[Records drawn from a dataset]
------------------------------------------------------------------------

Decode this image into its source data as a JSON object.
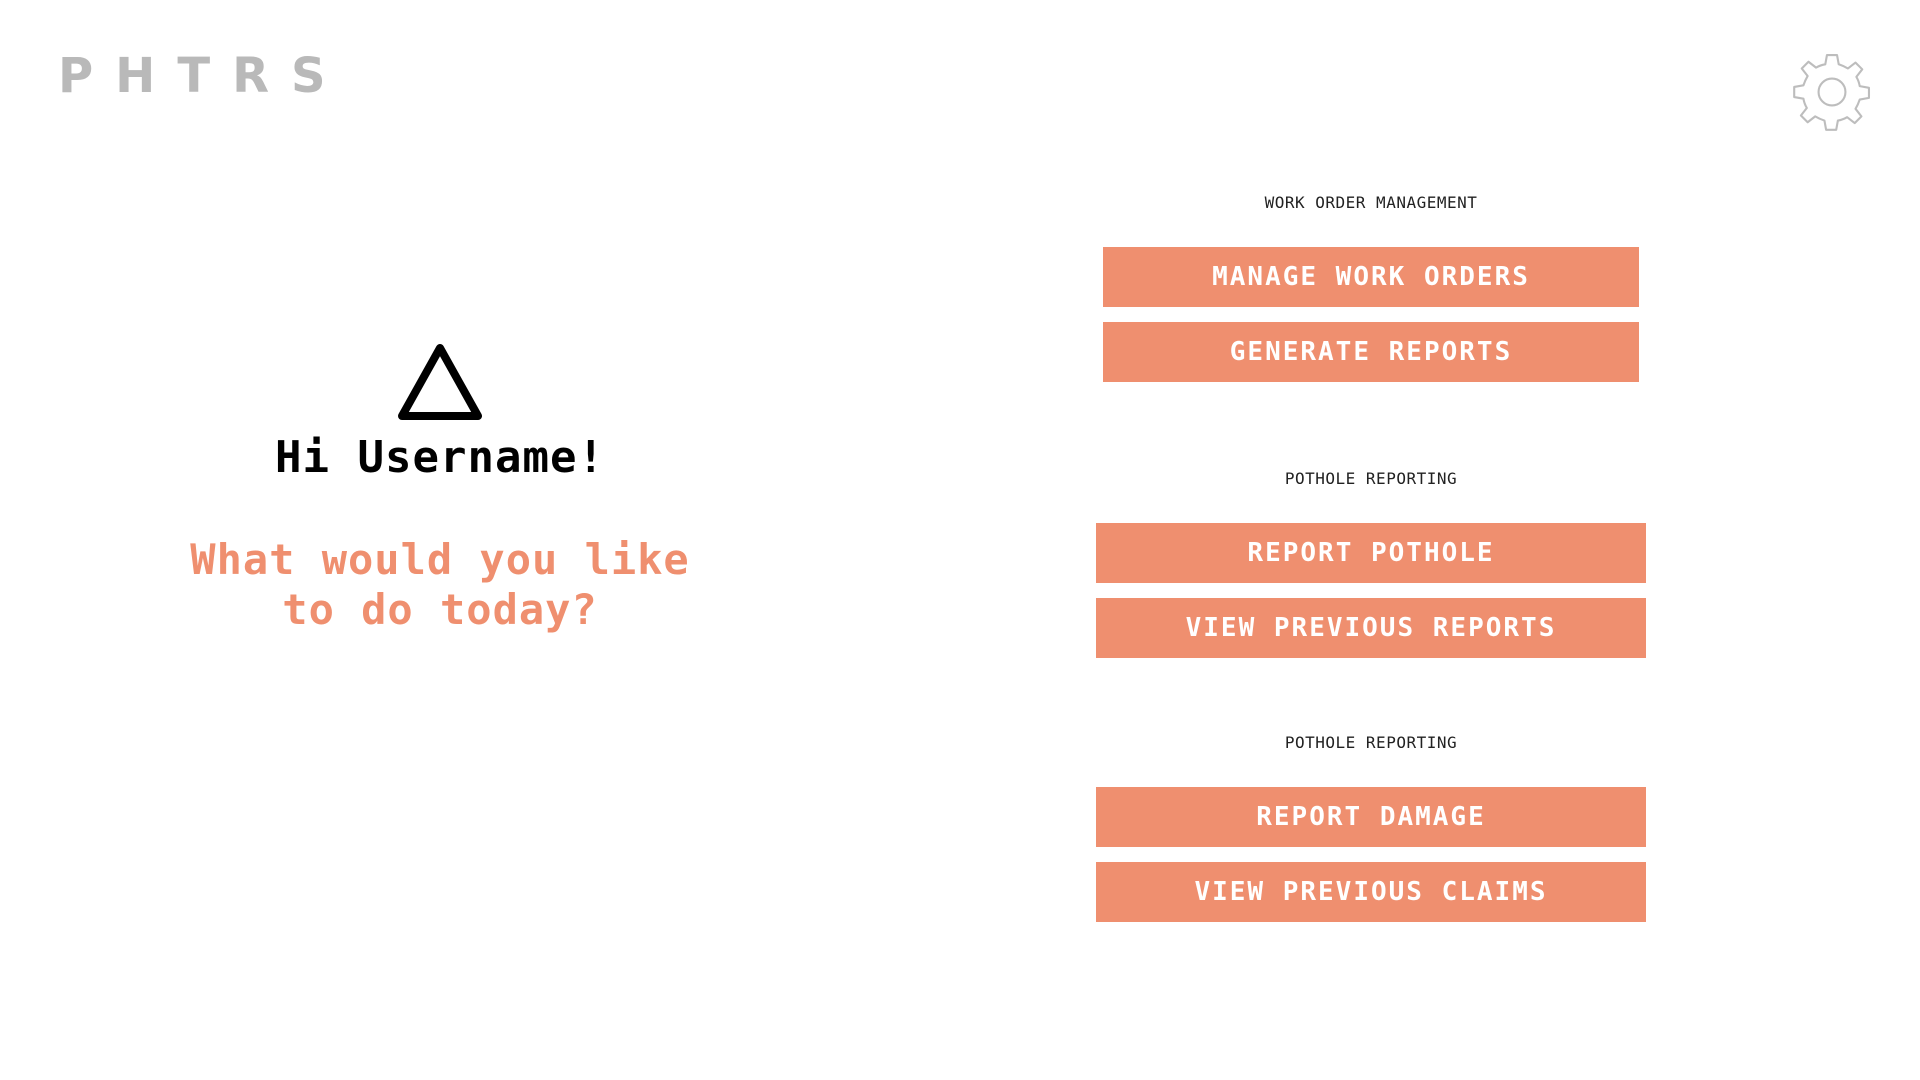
{
  "app": {
    "logo_text": "PHTRS"
  },
  "header": {
    "settings_icon": "gear-icon"
  },
  "greeting": {
    "icon": "triangle-icon",
    "text": "Hi Username!",
    "question": "What would you like to do today?"
  },
  "sections": [
    {
      "label": "WORK ORDER MANAGEMENT",
      "buttons": [
        {
          "label": "MANAGE WORK ORDERS"
        },
        {
          "label": "GENERATE REPORTS"
        }
      ]
    },
    {
      "label": "POTHOLE REPORTING",
      "buttons": [
        {
          "label": "REPORT POTHOLE"
        },
        {
          "label": "VIEW PREVIOUS REPORTS"
        }
      ]
    },
    {
      "label": "POTHOLE REPORTING",
      "buttons": [
        {
          "label": "REPORT DAMAGE"
        },
        {
          "label": "VIEW PREVIOUS CLAIMS"
        }
      ]
    }
  ],
  "colors": {
    "accent": "#ef8f6f",
    "logo": "#b9b9b9",
    "text": "#000000"
  }
}
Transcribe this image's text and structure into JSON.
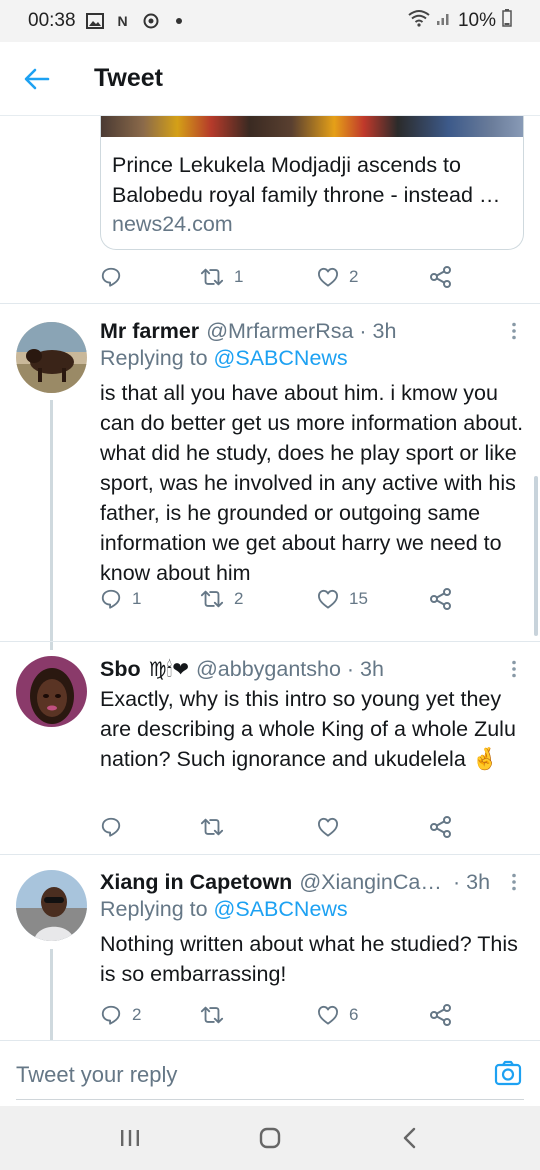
{
  "status_bar": {
    "time": "00:38",
    "battery": "10%",
    "icons": [
      "gallery-icon",
      "n-icon",
      "shield-icon",
      "dot-icon",
      "wifi-icon",
      "signal-icon",
      "battery-icon"
    ]
  },
  "header": {
    "title": "Tweet",
    "back_icon": "arrow-left-icon"
  },
  "link_card": {
    "title": "Prince Lekukela Modjadji ascends to Balobedu royal family throne - instead …",
    "domain": "news24.com"
  },
  "top_actions": {
    "reply_count": "",
    "retweet_count": "1",
    "like_count": "2"
  },
  "tweets": [
    {
      "name": "Mr farmer",
      "handle": "@MrfarmerRsa · 3h",
      "replying_prefix": "Replying to ",
      "replying_to": "@SABCNews",
      "text": "is that all you have about him. i kmow you can do better get us more information about. what did he study, does he play sport or like sport, was he involved  in any active  with his father, is he grounded or outgoing same information  we get about harry we need to know about him",
      "reply_count": "1",
      "retweet_count": "2",
      "like_count": "15"
    },
    {
      "name": "Sbo",
      "name_emoji": "♍🕯❤",
      "handle": "@abbygantsho · 3h",
      "text": "Exactly, why is this intro so young yet they are describing a whole King of a whole Zulu nation? Such ignorance and ukudelela 🤞",
      "reply_count": "",
      "retweet_count": "",
      "like_count": ""
    },
    {
      "name": "Xiang in Capetown",
      "handle": "@XianginCa…",
      "time": "· 3h",
      "replying_prefix": "Replying to ",
      "replying_to": "@SABCNews",
      "text": "Nothing written about what he studied? This is so embarrassing!",
      "reply_count": "2",
      "retweet_count": "",
      "like_count": "6"
    }
  ],
  "composer": {
    "placeholder": "Tweet your reply",
    "camera_icon": "camera-icon"
  },
  "nav_bar": {
    "icons": [
      "recent-apps-icon",
      "home-icon",
      "back-icon"
    ]
  },
  "colors": {
    "accent": "#1da1f2",
    "secondary_text": "#657786",
    "primary_text": "#14171a",
    "divider": "#e1e8ed"
  }
}
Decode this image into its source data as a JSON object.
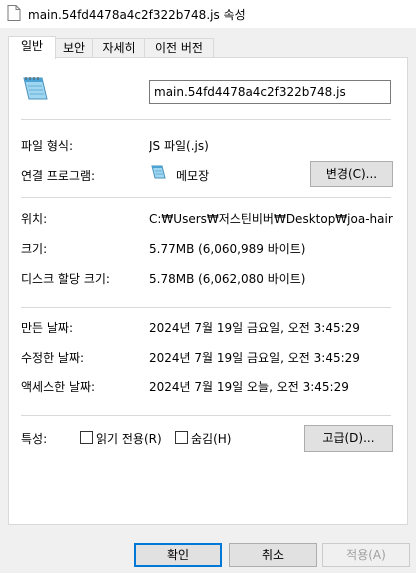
{
  "window": {
    "title": "main.54fd4478a4c2f322b748.js 속성"
  },
  "tabs": [
    {
      "label": "일반",
      "active": true
    },
    {
      "label": "보안",
      "active": false
    },
    {
      "label": "자세히",
      "active": false
    },
    {
      "label": "이전 버전",
      "active": false
    }
  ],
  "general": {
    "filename": "main.54fd4478a4c2f322b748.js",
    "file_type_label": "파일 형식:",
    "file_type_value": "JS 파일(.js)",
    "opens_with_label": "연결 프로그램:",
    "opens_with_value": "메모장",
    "change_button": "변경(C)...",
    "location_label": "위치:",
    "location_value": "C:₩Users₩저스틴비버₩Desktop₩joa-hair₩dis",
    "size_label": "크기:",
    "size_value": "5.77MB (6,060,989 바이트)",
    "disk_size_label": "디스크 할당 크기:",
    "disk_size_value": "5.78MB (6,062,080 바이트)",
    "created_label": "만든 날짜:",
    "created_value": "2024년 7월 19일 금요일, 오전 3:45:29",
    "modified_label": "수정한 날짜:",
    "modified_value": "2024년 7월 19일 금요일, 오전 3:45:29",
    "accessed_label": "액세스한 날짜:",
    "accessed_value": "2024년 7월 19일 오늘, 오전 3:45:29",
    "attributes_label": "특성:",
    "readonly_label": "읽기 전용(R)",
    "readonly_checked": false,
    "hidden_label": "숨김(H)",
    "hidden_checked": false,
    "advanced_button": "고급(D)..."
  },
  "footer": {
    "ok_button": "확인",
    "cancel_button": "취소",
    "apply_button": "적용(A)"
  }
}
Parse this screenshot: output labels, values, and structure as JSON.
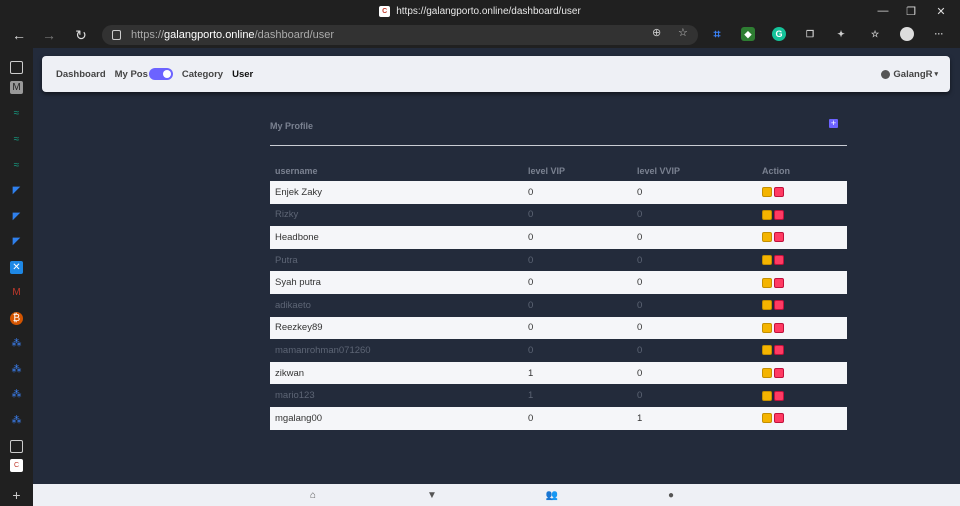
{
  "browser": {
    "window_title": "https://galangporto.online/dashboard/user",
    "url_domain": "galangporto.online",
    "url_prefix": "https://",
    "url_path": "/dashboard/user"
  },
  "nav": {
    "dashboard": "Dashboard",
    "my_pos": "My Pos",
    "category": "Category",
    "user": "User",
    "account": "GalangR",
    "account_caret": "▾"
  },
  "profile": {
    "title": "My Profile",
    "add_icon": "+"
  },
  "table": {
    "headers": [
      "username",
      "level VIP",
      "level VVIP",
      "Action"
    ],
    "rows": [
      {
        "username": "Enjek Zaky",
        "vip": "0",
        "vvip": "0"
      },
      {
        "username": "Rizky",
        "vip": "0",
        "vvip": "0"
      },
      {
        "username": "Headbone",
        "vip": "0",
        "vvip": "0"
      },
      {
        "username": "Putra",
        "vip": "0",
        "vvip": "0"
      },
      {
        "username": "Syah putra",
        "vip": "0",
        "vvip": "0"
      },
      {
        "username": "adikaeto",
        "vip": "0",
        "vvip": "0"
      },
      {
        "username": "Reezkey89",
        "vip": "0",
        "vvip": "0"
      },
      {
        "username": "mamanrohman071260",
        "vip": "0",
        "vvip": "0"
      },
      {
        "username": "zikwan",
        "vip": "1",
        "vvip": "0"
      },
      {
        "username": "mario123",
        "vip": "1",
        "vvip": "0"
      },
      {
        "username": "mgalang00",
        "vip": "0",
        "vvip": "1"
      }
    ]
  },
  "colors": {
    "accent": "#6c63ff",
    "edit": "#f4b400",
    "delete": "#ff3b63",
    "page_bg": "#232b3b"
  }
}
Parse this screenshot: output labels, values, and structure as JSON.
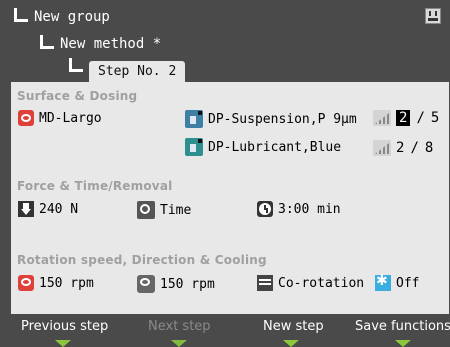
{
  "header": {
    "group": "New group",
    "method": "New method *",
    "step_tab": "Step No. 2"
  },
  "icons": {
    "top_right": "save-to-card-icon"
  },
  "sections": {
    "surface": {
      "title": "Surface & Dosing",
      "surface_label": "MD-Largo",
      "suspension_label": "DP-Suspension,P 9µm",
      "lubricant_label": "DP-Lubricant,Blue",
      "suspension_level": "2",
      "suspension_max": "5",
      "lubricant_level": "2",
      "lubricant_max": "8",
      "separator": "/"
    },
    "force": {
      "title": "Force & Time/Removal",
      "force_value": "240 N",
      "mode_label": "Time",
      "time_value": "3:00 min"
    },
    "rotation": {
      "title": "Rotation speed, Direction & Cooling",
      "disc_speed": "150 rpm",
      "head_speed": "150 rpm",
      "direction": "Co-rotation",
      "cooling": "Off"
    }
  },
  "footer": {
    "previous": "Previous step",
    "next": "Next step",
    "new": "New step",
    "save": "Save functions"
  },
  "colors": {
    "background": "#4a4a4a",
    "panel": "#e8e8e8",
    "section_title": "#a0a0a0",
    "accent_red": "#e0403a",
    "softkey_indicator": "#8cc63f",
    "disabled_text": "#8a8a8a"
  }
}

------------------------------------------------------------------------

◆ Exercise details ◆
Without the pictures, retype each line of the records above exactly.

◆ Reply ◆
Decode this image into its source data as a JSON object.
{
  "app": {
    "logo_text": "PHTRS"
  },
  "header": {
    "settings_icon": "gear-icon"
  },
  "greeting": {
    "icon": "triangle-icon",
    "text": "Hi Username!",
    "question": "What would you like to do today?"
  },
  "sections": [
    {
      "label": "WORK ORDER MANAGEMENT",
      "buttons": [
        {
          "label": "MANAGE WORK ORDERS"
        },
        {
          "label": "GENERATE REPORTS"
        }
      ]
    },
    {
      "label": "POTHOLE REPORTING",
      "buttons": [
        {
          "label": "REPORT POTHOLE"
        },
        {
          "label": "VIEW PREVIOUS REPORTS"
        }
      ]
    },
    {
      "label": "POTHOLE REPORTING",
      "buttons": [
        {
          "label": "REPORT DAMAGE"
        },
        {
          "label": "VIEW PREVIOUS CLAIMS"
        }
      ]
    }
  ],
  "colors": {
    "accent": "#ef8f6f",
    "logo": "#b9b9b9",
    "text": "#000000"
  }
}
Transcribe this image's text and structure into JSON.
{
  "status_bar": {
    "time": "00:38",
    "battery": "10%",
    "icons": [
      "gallery-icon",
      "n-icon",
      "shield-icon",
      "dot-icon",
      "wifi-icon",
      "signal-icon",
      "battery-icon"
    ]
  },
  "header": {
    "title": "Tweet",
    "back_icon": "arrow-left-icon"
  },
  "link_card": {
    "title": "Prince Lekukela Modjadji ascends to Balobedu royal family throne - instead …",
    "domain": "news24.com"
  },
  "top_actions": {
    "reply_count": "",
    "retweet_count": "1",
    "like_count": "2"
  },
  "tweets": [
    {
      "name": "Mr farmer",
      "handle": "@MrfarmerRsa · 3h",
      "replying_prefix": "Replying to ",
      "replying_to": "@SABCNews",
      "text": "is that all you have about him. i kmow you can do better get us more information about. what did he study, does he play sport or like sport, was he involved  in any active  with his father, is he grounded or outgoing same information  we get about harry we need to know about him",
      "reply_count": "1",
      "retweet_count": "2",
      "like_count": "15"
    },
    {
      "name": "Sbo",
      "name_emoji": "♍🕯❤",
      "handle": "@abbygantsho · 3h",
      "text": "Exactly, why is this intro so young yet they are describing a whole King of a whole Zulu nation? Such ignorance and ukudelela 🤞",
      "reply_count": "",
      "retweet_count": "",
      "like_count": ""
    },
    {
      "name": "Xiang in Capetown",
      "handle": "@XianginCa…",
      "time": "· 3h",
      "replying_prefix": "Replying to ",
      "replying_to": "@SABCNews",
      "text": "Nothing written about what he studied? This is so embarrassing!",
      "reply_count": "2",
      "retweet_count": "",
      "like_count": "6"
    }
  ],
  "composer": {
    "placeholder": "Tweet your reply",
    "camera_icon": "camera-icon"
  },
  "nav_bar": {
    "icons": [
      "recent-apps-icon",
      "home-icon",
      "back-icon"
    ]
  },
  "colors": {
    "accent": "#1da1f2",
    "secondary_text": "#657786",
    "primary_text": "#14171a",
    "divider": "#e1e8ed"
  }
}
Decode this image into its source data as a JSON object.
{
  "window": {
    "title": "main.54fd4478a4c2f322b748.js 속성"
  },
  "tabs": [
    {
      "label": "일반",
      "active": true
    },
    {
      "label": "보안",
      "active": false
    },
    {
      "label": "자세히",
      "active": false
    },
    {
      "label": "이전 버전",
      "active": false
    }
  ],
  "general": {
    "filename": "main.54fd4478a4c2f322b748.js",
    "file_type_label": "파일 형식:",
    "file_type_value": "JS 파일(.js)",
    "opens_with_label": "연결 프로그램:",
    "opens_with_value": "메모장",
    "change_button": "변경(C)...",
    "location_label": "위치:",
    "location_value": "C:₩Users₩저스틴비버₩Desktop₩joa-hair₩dis",
    "size_label": "크기:",
    "size_value": "5.77MB (6,060,989 바이트)",
    "disk_size_label": "디스크 할당 크기:",
    "disk_size_value": "5.78MB (6,062,080 바이트)",
    "created_label": "만든 날짜:",
    "created_value": "2024년 7월 19일 금요일, 오전 3:45:29",
    "modified_label": "수정한 날짜:",
    "modified_value": "2024년 7월 19일 금요일, 오전 3:45:29",
    "accessed_label": "액세스한 날짜:",
    "accessed_value": "2024년 7월 19일 오늘, 오전 3:45:29",
    "attributes_label": "특성:",
    "readonly_label": "읽기 전용(R)",
    "readonly_checked": false,
    "hidden_label": "숨김(H)",
    "hidden_checked": false,
    "advanced_button": "고급(D)..."
  },
  "footer": {
    "ok_button": "확인",
    "cancel_button": "취소",
    "apply_button": "적용(A)"
  }
}
Parse this screenshot: output labels, values, and structure as JSON.
{
  "browser": {
    "window_title": "https://galangporto.online/dashboard/user",
    "url_domain": "galangporto.online",
    "url_prefix": "https://",
    "url_path": "/dashboard/user"
  },
  "nav": {
    "dashboard": "Dashboard",
    "my_pos": "My Pos",
    "category": "Category",
    "user": "User",
    "account": "GalangR",
    "account_caret": "▾"
  },
  "profile": {
    "title": "My Profile",
    "add_icon": "+"
  },
  "table": {
    "headers": [
      "username",
      "level VIP",
      "level VVIP",
      "Action"
    ],
    "rows": [
      {
        "username": "Enjek Zaky",
        "vip": "0",
        "vvip": "0"
      },
      {
        "username": "Rizky",
        "vip": "0",
        "vvip": "0"
      },
      {
        "username": "Headbone",
        "vip": "0",
        "vvip": "0"
      },
      {
        "username": "Putra",
        "vip": "0",
        "vvip": "0"
      },
      {
        "username": "Syah putra",
        "vip": "0",
        "vvip": "0"
      },
      {
        "username": "adikaeto",
        "vip": "0",
        "vvip": "0"
      },
      {
        "username": "Reezkey89",
        "vip": "0",
        "vvip": "0"
      },
      {
        "username": "mamanrohman071260",
        "vip": "0",
        "vvip": "0"
      },
      {
        "username": "zikwan",
        "vip": "1",
        "vvip": "0"
      },
      {
        "username": "mario123",
        "vip": "1",
        "vvip": "0"
      },
      {
        "username": "mgalang00",
        "vip": "0",
        "vvip": "1"
      }
    ]
  },
  "colors": {
    "accent": "#6c63ff",
    "edit": "#f4b400",
    "delete": "#ff3b63",
    "page_bg": "#232b3b"
  }
}
Parse this screenshot: output labels, values, and structure as JSON.
{
  "header": {
    "group": "New group",
    "method": "New method *",
    "step_tab": "Step No. 2"
  },
  "icons": {
    "top_right": "save-to-card-icon"
  },
  "sections": {
    "surface": {
      "title": "Surface & Dosing",
      "surface_label": "MD-Largo",
      "suspension_label": "DP-Suspension,P 9µm",
      "lubricant_label": "DP-Lubricant,Blue",
      "suspension_level": "2",
      "suspension_max": "5",
      "lubricant_level": "2",
      "lubricant_max": "8",
      "separator": "/"
    },
    "force": {
      "title": "Force & Time/Removal",
      "force_value": "240 N",
      "mode_label": "Time",
      "time_value": "3:00 min"
    },
    "rotation": {
      "title": "Rotation speed, Direction & Cooling",
      "disc_speed": "150 rpm",
      "head_speed": "150 rpm",
      "direction": "Co-rotation",
      "cooling": "Off"
    }
  },
  "footer": {
    "previous": "Previous step",
    "next": "Next step",
    "new": "New step",
    "save": "Save functions"
  },
  "colors": {
    "background": "#4a4a4a",
    "panel": "#e8e8e8",
    "section_title": "#a0a0a0",
    "accent_red": "#e0403a",
    "softkey_indicator": "#8cc63f",
    "disabled_text": "#8a8a8a"
  }
}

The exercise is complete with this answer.